PROBLEM TO WORK ON :: Every record below must come back exactly as given.

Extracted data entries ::
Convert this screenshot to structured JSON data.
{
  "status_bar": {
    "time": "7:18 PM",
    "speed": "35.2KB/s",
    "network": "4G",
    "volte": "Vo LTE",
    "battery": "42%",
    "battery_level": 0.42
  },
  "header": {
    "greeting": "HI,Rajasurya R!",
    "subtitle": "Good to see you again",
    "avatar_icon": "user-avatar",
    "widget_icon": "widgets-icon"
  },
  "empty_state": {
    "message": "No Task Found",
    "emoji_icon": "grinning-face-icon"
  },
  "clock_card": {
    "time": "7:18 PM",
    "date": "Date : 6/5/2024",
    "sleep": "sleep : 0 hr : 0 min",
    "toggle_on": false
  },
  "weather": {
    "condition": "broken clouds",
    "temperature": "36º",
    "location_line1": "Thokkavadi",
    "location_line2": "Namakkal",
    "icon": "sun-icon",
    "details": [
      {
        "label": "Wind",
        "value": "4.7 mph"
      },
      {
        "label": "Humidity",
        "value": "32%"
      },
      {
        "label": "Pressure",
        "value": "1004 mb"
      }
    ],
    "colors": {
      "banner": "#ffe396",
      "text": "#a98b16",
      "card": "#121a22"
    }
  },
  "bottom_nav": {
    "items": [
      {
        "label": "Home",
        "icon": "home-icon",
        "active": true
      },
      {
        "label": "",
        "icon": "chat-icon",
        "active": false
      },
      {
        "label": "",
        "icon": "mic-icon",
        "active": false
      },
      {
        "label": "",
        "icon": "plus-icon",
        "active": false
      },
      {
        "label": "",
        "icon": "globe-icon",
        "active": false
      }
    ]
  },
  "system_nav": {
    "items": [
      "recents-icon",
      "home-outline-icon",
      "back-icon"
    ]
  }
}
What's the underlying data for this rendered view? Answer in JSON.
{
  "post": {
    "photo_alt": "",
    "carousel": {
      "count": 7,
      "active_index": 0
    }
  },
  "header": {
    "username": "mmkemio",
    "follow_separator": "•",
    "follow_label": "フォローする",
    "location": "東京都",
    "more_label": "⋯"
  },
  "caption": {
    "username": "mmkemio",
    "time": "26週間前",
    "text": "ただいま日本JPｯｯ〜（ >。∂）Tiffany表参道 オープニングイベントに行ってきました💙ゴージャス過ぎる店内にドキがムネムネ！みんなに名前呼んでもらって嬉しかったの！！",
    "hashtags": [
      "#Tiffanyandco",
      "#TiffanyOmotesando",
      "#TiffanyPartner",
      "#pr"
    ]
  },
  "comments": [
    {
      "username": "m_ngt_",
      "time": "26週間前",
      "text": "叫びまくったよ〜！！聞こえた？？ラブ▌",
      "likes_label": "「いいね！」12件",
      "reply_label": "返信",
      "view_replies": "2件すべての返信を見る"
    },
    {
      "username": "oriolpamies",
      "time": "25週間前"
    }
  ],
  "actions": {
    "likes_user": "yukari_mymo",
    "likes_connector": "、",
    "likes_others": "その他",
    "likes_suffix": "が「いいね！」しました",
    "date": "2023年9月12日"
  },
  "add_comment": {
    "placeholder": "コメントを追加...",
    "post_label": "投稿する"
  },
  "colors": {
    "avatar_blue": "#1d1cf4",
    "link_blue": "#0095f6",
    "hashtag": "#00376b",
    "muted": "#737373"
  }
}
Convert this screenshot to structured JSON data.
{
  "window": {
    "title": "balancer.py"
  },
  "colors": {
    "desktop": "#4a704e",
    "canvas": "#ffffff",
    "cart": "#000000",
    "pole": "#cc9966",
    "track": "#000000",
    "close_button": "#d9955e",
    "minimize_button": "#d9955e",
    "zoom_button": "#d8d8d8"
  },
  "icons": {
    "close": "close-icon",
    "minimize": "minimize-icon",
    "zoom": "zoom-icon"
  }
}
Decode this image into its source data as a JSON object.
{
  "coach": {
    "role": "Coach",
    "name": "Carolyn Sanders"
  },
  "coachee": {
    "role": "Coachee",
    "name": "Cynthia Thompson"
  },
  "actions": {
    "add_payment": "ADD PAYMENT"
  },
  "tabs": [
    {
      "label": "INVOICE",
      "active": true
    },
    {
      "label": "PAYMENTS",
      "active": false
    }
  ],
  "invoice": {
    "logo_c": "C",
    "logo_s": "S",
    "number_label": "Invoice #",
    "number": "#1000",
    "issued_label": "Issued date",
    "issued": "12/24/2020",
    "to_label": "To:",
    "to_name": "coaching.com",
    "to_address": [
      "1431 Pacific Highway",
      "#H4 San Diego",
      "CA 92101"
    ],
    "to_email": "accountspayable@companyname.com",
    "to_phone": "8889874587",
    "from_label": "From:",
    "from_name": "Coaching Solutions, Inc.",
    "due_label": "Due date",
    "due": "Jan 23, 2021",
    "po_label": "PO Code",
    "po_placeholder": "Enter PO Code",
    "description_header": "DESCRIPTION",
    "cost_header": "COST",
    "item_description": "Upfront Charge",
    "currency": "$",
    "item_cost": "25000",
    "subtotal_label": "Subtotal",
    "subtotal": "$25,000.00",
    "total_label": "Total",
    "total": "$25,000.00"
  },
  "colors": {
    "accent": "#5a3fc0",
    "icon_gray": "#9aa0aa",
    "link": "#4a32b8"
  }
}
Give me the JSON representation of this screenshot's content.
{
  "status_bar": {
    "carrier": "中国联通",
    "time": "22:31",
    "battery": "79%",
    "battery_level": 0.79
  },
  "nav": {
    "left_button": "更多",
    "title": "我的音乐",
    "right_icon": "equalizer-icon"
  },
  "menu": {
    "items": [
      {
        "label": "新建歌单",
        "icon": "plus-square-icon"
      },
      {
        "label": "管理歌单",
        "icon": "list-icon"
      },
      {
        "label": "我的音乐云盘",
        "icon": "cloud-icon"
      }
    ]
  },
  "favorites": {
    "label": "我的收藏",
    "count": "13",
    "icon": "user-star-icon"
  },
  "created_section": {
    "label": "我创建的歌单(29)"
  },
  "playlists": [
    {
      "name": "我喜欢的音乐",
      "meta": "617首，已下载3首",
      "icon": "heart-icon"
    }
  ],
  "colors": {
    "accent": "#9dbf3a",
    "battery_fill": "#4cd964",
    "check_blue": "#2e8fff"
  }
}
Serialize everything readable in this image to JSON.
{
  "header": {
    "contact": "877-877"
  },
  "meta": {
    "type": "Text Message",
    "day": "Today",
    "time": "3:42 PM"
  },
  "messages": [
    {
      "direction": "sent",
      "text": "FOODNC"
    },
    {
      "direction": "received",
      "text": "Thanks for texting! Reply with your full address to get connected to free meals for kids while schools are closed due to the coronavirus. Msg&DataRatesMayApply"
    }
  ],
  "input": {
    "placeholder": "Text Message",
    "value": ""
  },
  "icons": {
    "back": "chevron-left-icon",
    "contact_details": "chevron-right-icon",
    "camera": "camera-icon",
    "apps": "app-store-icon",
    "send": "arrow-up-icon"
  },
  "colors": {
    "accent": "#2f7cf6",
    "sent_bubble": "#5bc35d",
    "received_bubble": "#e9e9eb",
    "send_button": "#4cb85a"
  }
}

EXERCISE OUTPUT ::
Convert this screenshot to structured JSON data.
{
  "status_bar": {
    "time": "7:18 PM",
    "speed": "35.2KB/s",
    "network": "4G",
    "volte": "Vo LTE",
    "battery": "42%",
    "battery_level": 0.42
  },
  "header": {
    "greeting": "HI,Rajasurya R!",
    "subtitle": "Good to see you again",
    "avatar_icon": "user-avatar",
    "widget_icon": "widgets-icon"
  },
  "empty_state": {
    "message": "No Task Found",
    "emoji_icon": "grinning-face-icon"
  },
  "clock_card": {
    "time": "7:18 PM",
    "date": "Date : 6/5/2024",
    "sleep": "sleep : 0 hr : 0 min",
    "toggle_on": false
  },
  "weather": {
    "condition": "broken clouds",
    "temperature": "36º",
    "location_line1": "Thokkavadi",
    "location_line2": "Namakkal",
    "icon": "sun-icon",
    "details": [
      {
        "label": "Wind",
        "value": "4.7 mph"
      },
      {
        "label": "Humidity",
        "value": "32%"
      },
      {
        "label": "Pressure",
        "value": "1004 mb"
      }
    ],
    "colors": {
      "banner": "#ffe396",
      "text": "#a98b16",
      "card": "#121a22"
    }
  },
  "bottom_nav": {
    "items": [
      {
        "label": "Home",
        "icon": "home-icon",
        "active": true
      },
      {
        "label": "",
        "icon": "chat-icon",
        "active": false
      },
      {
        "label": "",
        "icon": "mic-icon",
        "active": false
      },
      {
        "label": "",
        "icon": "plus-icon",
        "active": false
      },
      {
        "label": "",
        "icon": "globe-icon",
        "active": false
      }
    ]
  },
  "system_nav": {
    "items": [
      "recents-icon",
      "home-outline-icon",
      "back-icon"
    ]
  }
}
What's the underlying data for this rendered view? Answer in JSON.
{
  "post": {
    "photo_alt": "",
    "carousel": {
      "count": 7,
      "active_index": 0
    }
  },
  "header": {
    "username": "mmkemio",
    "follow_separator": "•",
    "follow_label": "フォローする",
    "location": "東京都",
    "more_label": "⋯"
  },
  "caption": {
    "username": "mmkemio",
    "time": "26週間前",
    "text": "ただいま日本JPｯｯ〜（ >。∂）Tiffany表参道 オープニングイベントに行ってきました💙ゴージャス過ぎる店内にドキがムネムネ！みんなに名前呼んでもらって嬉しかったの！！",
    "hashtags": [
      "#Tiffanyandco",
      "#TiffanyOmotesando",
      "#TiffanyPartner",
      "#pr"
    ]
  },
  "comments": [
    {
      "username": "m_ngt_",
      "time": "26週間前",
      "text": "叫びまくったよ〜！！聞こえた？？ラブ▌",
      "likes_label": "「いいね！」12件",
      "reply_label": "返信",
      "view_replies": "2件すべての返信を見る"
    },
    {
      "username": "oriolpamies",
      "time": "25週間前"
    }
  ],
  "actions": {
    "likes_user": "yukari_mymo",
    "likes_connector": "、",
    "likes_others": "その他",
    "likes_suffix": "が「いいね！」しました",
    "date": "2023年9月12日"
  },
  "add_comment": {
    "placeholder": "コメントを追加...",
    "post_label": "投稿する"
  },
  "colors": {
    "avatar_blue": "#1d1cf4",
    "link_blue": "#0095f6",
    "hashtag": "#00376b",
    "muted": "#737373"
  }
}
Convert this screenshot to structured JSON data.
{
  "window": {
    "title": "balancer.py"
  },
  "colors": {
    "desktop": "#4a704e",
    "canvas": "#ffffff",
    "cart": "#000000",
    "pole": "#cc9966",
    "track": "#000000",
    "close_button": "#d9955e",
    "minimize_button": "#d9955e",
    "zoom_button": "#d8d8d8"
  },
  "icons": {
    "close": "close-icon",
    "minimize": "minimize-icon",
    "zoom": "zoom-icon"
  }
}
Decode this image into its source data as a JSON object.
{
  "coach": {
    "role": "Coach",
    "name": "Carolyn Sanders"
  },
  "coachee": {
    "role": "Coachee",
    "name": "Cynthia Thompson"
  },
  "actions": {
    "add_payment": "ADD PAYMENT"
  },
  "tabs": [
    {
      "label": "INVOICE",
      "active": true
    },
    {
      "label": "PAYMENTS",
      "active": false
    }
  ],
  "invoice": {
    "logo_c": "C",
    "logo_s": "S",
    "number_label": "Invoice #",
    "number": "#1000",
    "issued_label": "Issued date",
    "issued": "12/24/2020",
    "to_label": "To:",
    "to_name": "coaching.com",
    "to_address": [
      "1431 Pacific Highway",
      "#H4 San Diego",
      "CA 92101"
    ],
    "to_email": "accountspayable@companyname.com",
    "to_phone": "8889874587",
    "from_label": "From:",
    "from_name": "Coaching Solutions, Inc.",
    "due_label": "Due date",
    "due": "Jan 23, 2021",
    "po_label": "PO Code",
    "po_placeholder": "Enter PO Code",
    "description_header": "DESCRIPTION",
    "cost_header": "COST",
    "item_description": "Upfront Charge",
    "currency": "$",
    "item_cost": "25000",
    "subtotal_label": "Subtotal",
    "subtotal": "$25,000.00",
    "total_label": "Total",
    "total": "$25,000.00"
  },
  "colors": {
    "accent": "#5a3fc0",
    "icon_gray": "#9aa0aa",
    "link": "#4a32b8"
  }
}
Give me the JSON representation of this screenshot's content.
{
  "status_bar": {
    "carrier": "中国联通",
    "time": "22:31",
    "battery": "79%",
    "battery_level": 0.79
  },
  "nav": {
    "left_button": "更多",
    "title": "我的音乐",
    "right_icon": "equalizer-icon"
  },
  "menu": {
    "items": [
      {
        "label": "新建歌单",
        "icon": "plus-square-icon"
      },
      {
        "label": "管理歌单",
        "icon": "list-icon"
      },
      {
        "label": "我的音乐云盘",
        "icon": "cloud-icon"
      }
    ]
  },
  "favorites": {
    "label": "我的收藏",
    "count": "13",
    "icon": "user-star-icon"
  },
  "created_section": {
    "label": "我创建的歌单(29)"
  },
  "playlists": [
    {
      "name": "我喜欢的音乐",
      "meta": "617首，已下载3首",
      "icon": "heart-icon"
    }
  ],
  "colors": {
    "accent": "#9dbf3a",
    "battery_fill": "#4cd964",
    "check_blue": "#2e8fff"
  }
}
Serialize everything readable in this image to JSON.
{
  "header": {
    "contact": "877-877"
  },
  "meta": {
    "type": "Text Message",
    "day": "Today",
    "time": "3:42 PM"
  },
  "messages": [
    {
      "direction": "sent",
      "text": "FOODNC"
    },
    {
      "direction": "received",
      "text": "Thanks for texting! Reply with your full address to get connected to free meals for kids while schools are closed due to the coronavirus. Msg&DataRatesMayApply"
    }
  ],
  "input": {
    "placeholder": "Text Message",
    "value": ""
  },
  "icons": {
    "back": "chevron-left-icon",
    "contact_details": "chevron-right-icon",
    "camera": "camera-icon",
    "apps": "app-store-icon",
    "send": "arrow-up-icon"
  },
  "colors": {
    "accent": "#2f7cf6",
    "sent_bubble": "#5bc35d",
    "received_bubble": "#e9e9eb",
    "send_button": "#4cb85a"
  }
}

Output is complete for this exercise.